• **What the exercise asks**:
Output the material exactly, keeping every line intact.

---------- Dataset records

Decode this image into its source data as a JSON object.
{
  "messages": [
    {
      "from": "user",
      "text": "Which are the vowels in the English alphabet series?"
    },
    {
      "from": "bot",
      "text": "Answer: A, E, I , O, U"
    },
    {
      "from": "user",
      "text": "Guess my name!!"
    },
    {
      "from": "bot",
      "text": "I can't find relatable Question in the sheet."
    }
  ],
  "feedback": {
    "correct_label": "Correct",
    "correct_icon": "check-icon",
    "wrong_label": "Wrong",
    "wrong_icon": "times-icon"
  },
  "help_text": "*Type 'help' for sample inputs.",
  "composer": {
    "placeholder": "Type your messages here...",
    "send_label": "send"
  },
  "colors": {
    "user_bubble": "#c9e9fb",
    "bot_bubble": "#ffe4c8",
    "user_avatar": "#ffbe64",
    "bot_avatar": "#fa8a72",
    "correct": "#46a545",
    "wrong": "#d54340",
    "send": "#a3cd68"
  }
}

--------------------

• **Exercise result**:
Decode this image into its source data as a JSON object.
{
  "messages": [
    {
      "from": "user",
      "text": "Which are the vowels in the English alphabet series?"
    },
    {
      "from": "bot",
      "text": "Answer: A, E, I , O, U"
    },
    {
      "from": "user",
      "text": "Guess my name!!"
    },
    {
      "from": "bot",
      "text": "I can't find relatable Question in the sheet."
    }
  ],
  "feedback": {
    "correct_label": "Correct",
    "correct_icon": "check-icon",
    "wrong_label": "Wrong",
    "wrong_icon": "times-icon"
  },
  "help_text": "*Type 'help' for sample inputs.",
  "composer": {
    "placeholder": "Type your messages here...",
    "send_label": "send"
  },
  "colors": {
    "user_bubble": "#c9e9fb",
    "bot_bubble": "#ffe4c8",
    "user_avatar": "#ffbe64",
    "bot_avatar": "#fa8a72",
    "correct": "#46a545",
    "wrong": "#d54340",
    "send": "#a3cd68"
  }
}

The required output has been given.